Turner CEO Says Government ‘Clueless’ Trying to Block AT&T/Time Warner Merger

The Department of Justice says the $85 billion merger of AT&T and Time Warner would be bad for consumers and competition. And it filed a lawsuit to prove its case.

That doesn’t sit well with John Martin, CEO of Turner, a unit of Time Warner, to which Martin was CFO for nearly 10 years.

Speaking Feb. 13 Recode’s Code Media confab in Huntington Beach, Calif., Martin decried the government meddling and insinuation that the vertical merger between AT&T and Time Warner is negative.

“I think the government is clueless,” Martin said.

Vertical mergers typically involve two companies that operate at separate stages of the ladder within an industry’s supply chain. In the case of Time Warner, it largely represents content creation while AT&T represents content distribution.

“As a person who’s actually going through the process and has been in depositions, the theory of the [legal] case just makes absolutely no sense,” Martin said. “In the history of the country, what vertical merger has tilted the landscape of the competitive environment? Let me give you the answer: Zero.”

Specifically, Martin said that while merging with AT&T would “supercharge” Turner brands such as CNN, Cartoon Network, FilmStruck, Turner Sports, TNT and Turner Classic Movies, among others, since the announcement, he said AT&T has lost 1.3 million pay-TV subscribers and makes little money on previous acquisition, DirecTV. At the same time, Martin said Netflix has added 6 million domestic subscribers.

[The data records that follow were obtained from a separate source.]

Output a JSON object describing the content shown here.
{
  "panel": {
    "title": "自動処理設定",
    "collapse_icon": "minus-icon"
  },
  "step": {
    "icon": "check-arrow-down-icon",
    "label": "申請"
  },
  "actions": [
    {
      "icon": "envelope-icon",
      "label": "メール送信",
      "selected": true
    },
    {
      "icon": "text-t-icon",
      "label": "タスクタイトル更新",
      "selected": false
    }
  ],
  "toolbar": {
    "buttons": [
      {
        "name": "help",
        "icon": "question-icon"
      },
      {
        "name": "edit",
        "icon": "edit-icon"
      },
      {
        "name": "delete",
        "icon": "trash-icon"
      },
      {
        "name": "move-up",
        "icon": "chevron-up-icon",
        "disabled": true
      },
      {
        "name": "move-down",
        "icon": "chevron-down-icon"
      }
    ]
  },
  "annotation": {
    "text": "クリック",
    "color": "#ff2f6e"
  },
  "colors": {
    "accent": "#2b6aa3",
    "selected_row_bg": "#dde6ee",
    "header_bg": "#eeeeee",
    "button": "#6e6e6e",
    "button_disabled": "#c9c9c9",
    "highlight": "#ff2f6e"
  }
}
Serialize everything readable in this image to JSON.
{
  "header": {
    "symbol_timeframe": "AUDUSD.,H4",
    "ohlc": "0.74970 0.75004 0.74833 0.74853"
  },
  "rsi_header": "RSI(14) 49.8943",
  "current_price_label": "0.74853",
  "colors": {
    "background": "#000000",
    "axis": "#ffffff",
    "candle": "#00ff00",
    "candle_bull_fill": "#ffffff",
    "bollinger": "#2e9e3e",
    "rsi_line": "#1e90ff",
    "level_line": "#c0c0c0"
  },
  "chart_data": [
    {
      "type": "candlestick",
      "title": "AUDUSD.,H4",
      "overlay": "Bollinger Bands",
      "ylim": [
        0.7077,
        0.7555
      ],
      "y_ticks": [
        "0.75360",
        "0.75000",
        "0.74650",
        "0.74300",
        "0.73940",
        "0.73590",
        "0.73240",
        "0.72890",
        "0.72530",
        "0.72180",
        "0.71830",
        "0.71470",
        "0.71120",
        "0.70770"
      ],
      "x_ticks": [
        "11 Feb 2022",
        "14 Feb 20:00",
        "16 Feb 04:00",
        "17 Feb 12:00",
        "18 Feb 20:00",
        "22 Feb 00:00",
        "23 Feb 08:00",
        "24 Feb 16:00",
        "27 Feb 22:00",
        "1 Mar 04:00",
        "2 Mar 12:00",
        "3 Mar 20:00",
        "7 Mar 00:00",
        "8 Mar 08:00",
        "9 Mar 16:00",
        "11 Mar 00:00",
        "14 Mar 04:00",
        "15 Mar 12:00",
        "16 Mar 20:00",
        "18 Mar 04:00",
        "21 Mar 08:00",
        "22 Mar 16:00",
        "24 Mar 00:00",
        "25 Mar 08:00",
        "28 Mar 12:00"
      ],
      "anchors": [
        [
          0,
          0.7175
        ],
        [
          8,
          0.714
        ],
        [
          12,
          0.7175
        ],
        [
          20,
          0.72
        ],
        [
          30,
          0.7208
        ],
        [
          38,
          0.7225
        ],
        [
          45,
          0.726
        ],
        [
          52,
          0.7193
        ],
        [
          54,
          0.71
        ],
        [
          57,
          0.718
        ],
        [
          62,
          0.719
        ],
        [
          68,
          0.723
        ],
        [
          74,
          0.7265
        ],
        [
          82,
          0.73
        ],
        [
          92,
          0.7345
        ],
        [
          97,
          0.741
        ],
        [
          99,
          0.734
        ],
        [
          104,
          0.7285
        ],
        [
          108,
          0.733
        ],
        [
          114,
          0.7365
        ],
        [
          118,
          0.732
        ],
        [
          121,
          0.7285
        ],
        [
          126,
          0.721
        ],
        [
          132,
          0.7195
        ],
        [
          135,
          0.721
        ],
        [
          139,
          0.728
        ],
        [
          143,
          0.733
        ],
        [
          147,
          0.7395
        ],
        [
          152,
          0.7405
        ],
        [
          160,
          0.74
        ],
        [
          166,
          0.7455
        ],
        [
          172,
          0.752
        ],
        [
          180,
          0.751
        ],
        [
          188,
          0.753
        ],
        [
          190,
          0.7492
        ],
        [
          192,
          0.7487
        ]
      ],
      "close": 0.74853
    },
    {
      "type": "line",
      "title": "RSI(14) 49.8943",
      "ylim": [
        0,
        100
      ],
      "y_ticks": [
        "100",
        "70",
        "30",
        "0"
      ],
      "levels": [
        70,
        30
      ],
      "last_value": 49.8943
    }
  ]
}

The CEO contends the government’s case fails further when looking at the market capitalization of AT&T and Time Warner since the announcement.

“They’re flat,” Martin said. “I think Amazon and Google have essentially, in terms of market cap, the equivalent of AT&T. And Facebook has added the equivalent of two times Time Warner.”

Martin said the government has nothing to worry about regarding the merger, adding the DOJ case amounts to a “massive miscalculation” of resources.

“They’re going to lose,” he said.

When asked if the government could lose while still extracting conditions, Martin said jokingly that the good thing about his comments was the fact he had no idea what he was talking.

To many observers, the merger revolves around President Trump’s immense dislike of CNN, which he has repeated characterized as a source for fake news.

Asked if he thought CNN might be sold [to assuage the DOJ and Trump] Martin said he didn’t think so – a position publicly backed by AT&T CEO Randall Stephenson.

Regardless, Martin said Time Warner units Turner, HBO and Warner Bros. would be “fine” without the merger.

“Time Warner is a pretty stable, successful company right now,” he said. “Whatever happens, happens.”

The federal trial is set to begin March 19.


Time Warner’s AT&T Merger Cost Skyrockets to $279 Million

AT&T’s pending $85.4 billion acquisition of Time Warner continues to generate escalating costs for the media company.

While the deal – currently held up due to a Justice Department antitrust lawsuit – is predicated in part on fiscal synergies, Time Warner Feb. 1 reported the transaction generated $279 million in costs in fiscal 2017, including $3 million in the fourth quarter, ended Dec. 31.

Subsidiaries Turner, Warner Bros. and HBO accounted annual merger costs of $73 million, $78 million and $47 million, respectively. Time Warner corporate added another $91 million to the SG&A ledger.

The bulk of the costs are related to employee retention programs, including the issuance of 5.7 million in stock to select staff, including all senior executives at Time Warner – including CEO Jeff Bewkes and Warner Bros. CEO Kevin Tsujihara, according to a regulatory filing.

The merger – announced Oct. 16, 2016 – generated $42 million in related costs in 2016.

The fees could be moot should the merger not happen. AT&T is on the hook to Time Warner for $500 million should the government kill the deal.

While speculation suggests President Trump ordered the lawsuit due to his dislike of CNN, which he calls “fake news,” the DOJ argues the merger combining AT&T’s DirecTV with Time Warner’s TNT, HBO and CNN would form a monopoly that is detrimental to consumers and competitors.

Trial date is slated for March 19.